Interface dataset entries
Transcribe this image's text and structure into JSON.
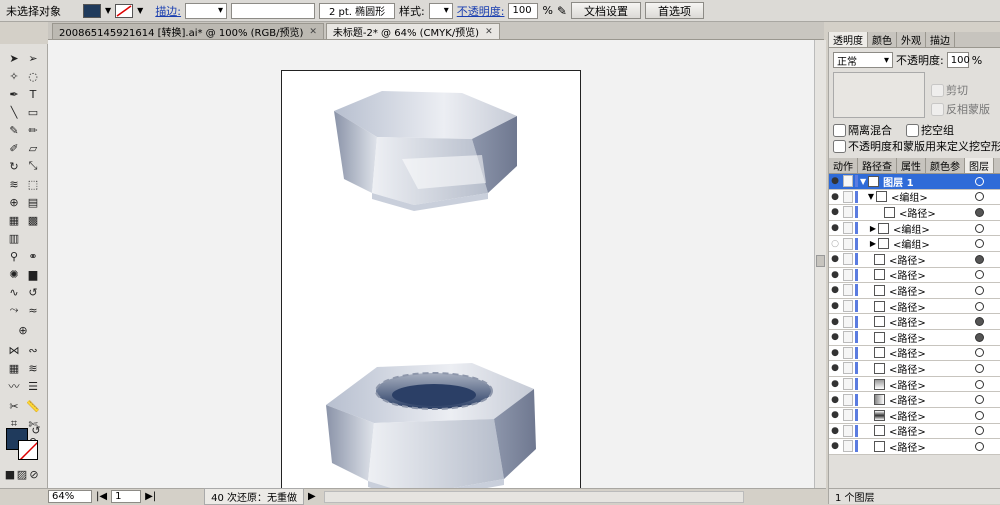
{
  "control_bar": {
    "selection": "未选择对象",
    "stroke_link": "描边:",
    "stroke_weight": "2 pt. 椭圆形",
    "style_label": "样式:",
    "opacity_link": "不透明度:",
    "opacity_value": "100",
    "opacity_unit": "%",
    "doc_settings": "文档设置",
    "preferences": "首选项",
    "fill_color": "#1f3a5c"
  },
  "tabs": [
    {
      "label": "200865145921614 [转换].ai* @ 100% (RGB/预览)"
    },
    {
      "label": "未标题-2* @ 64% (CMYK/预览)"
    }
  ],
  "status": {
    "zoom": "64%",
    "page": "1",
    "undo": "40 次还原：无重做"
  },
  "panel": {
    "top_tabs": [
      "透明度",
      "颜色",
      "外观",
      "描边"
    ],
    "blend_mode": "正常",
    "opacity_label": "不透明度:",
    "opacity_value": "100",
    "opacity_unit": "%",
    "clip_label": "剪切",
    "invert_label": "反相蒙版",
    "isolate_label": "隔离混合",
    "knockout_label": "挖空组",
    "mask_label": "不透明度和蒙版用来定义挖空形状",
    "layer_tabs": [
      "动作",
      "路径查",
      "属性",
      "颜色参",
      "图层"
    ],
    "layers": [
      {
        "name": "图层 1"
      },
      {
        "name": "<编组>"
      },
      {
        "name": "<路径>"
      },
      {
        "name": "<编组>"
      },
      {
        "name": "<编组>"
      },
      {
        "name": "<路径>"
      },
      {
        "name": "<路径>"
      },
      {
        "name": "<路径>"
      },
      {
        "name": "<路径>"
      },
      {
        "name": "<路径>"
      },
      {
        "name": "<路径>"
      },
      {
        "name": "<路径>"
      },
      {
        "name": "<路径>"
      },
      {
        "name": "<路径>"
      },
      {
        "name": "<路径>"
      },
      {
        "name": "<路径>"
      },
      {
        "name": "<路径>"
      },
      {
        "name": "<路径>"
      }
    ],
    "footer": "1 个图层"
  }
}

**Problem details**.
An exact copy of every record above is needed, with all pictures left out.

**Response for this exercise**.
Transcribe this image's text and structure into JSON.
{
  "control_bar": {
    "selection": "未选择对象",
    "stroke_link": "描边:",
    "stroke_weight": "2 pt. 椭圆形",
    "style_label": "样式:",
    "opacity_link": "不透明度:",
    "opacity_value": "100",
    "opacity_unit": "%",
    "doc_settings": "文档设置",
    "preferences": "首选项",
    "fill_color": "#1f3a5c"
  },
  "tabs": [
    {
      "label": "200865145921614 [转换].ai* @ 100% (RGB/预览)"
    },
    {
      "label": "未标题-2* @ 64% (CMYK/预览)"
    }
  ],
  "status": {
    "zoom": "64%",
    "page": "1",
    "undo": "40 次还原：无重做"
  },
  "panel": {
    "top_tabs": [
      "透明度",
      "颜色",
      "外观",
      "描边"
    ],
    "blend_mode": "正常",
    "opacity_label": "不透明度:",
    "opacity_value": "100",
    "opacity_unit": "%",
    "clip_label": "剪切",
    "invert_label": "反相蒙版",
    "isolate_label": "隔离混合",
    "knockout_label": "挖空组",
    "mask_label": "不透明度和蒙版用来定义挖空形状",
    "layer_tabs": [
      "动作",
      "路径查",
      "属性",
      "颜色参",
      "图层"
    ],
    "layers": [
      {
        "name": "图层 1"
      },
      {
        "name": "<编组>"
      },
      {
        "name": "<路径>"
      },
      {
        "name": "<编组>"
      },
      {
        "name": "<编组>"
      },
      {
        "name": "<路径>"
      },
      {
        "name": "<路径>"
      },
      {
        "name": "<路径>"
      },
      {
        "name": "<路径>"
      },
      {
        "name": "<路径>"
      },
      {
        "name": "<路径>"
      },
      {
        "name": "<路径>"
      },
      {
        "name": "<路径>"
      },
      {
        "name": "<路径>"
      },
      {
        "name": "<路径>"
      },
      {
        "name": "<路径>"
      },
      {
        "name": "<路径>"
      },
      {
        "name": "<路径>"
      }
    ],
    "footer": "1 个图层"
  }
}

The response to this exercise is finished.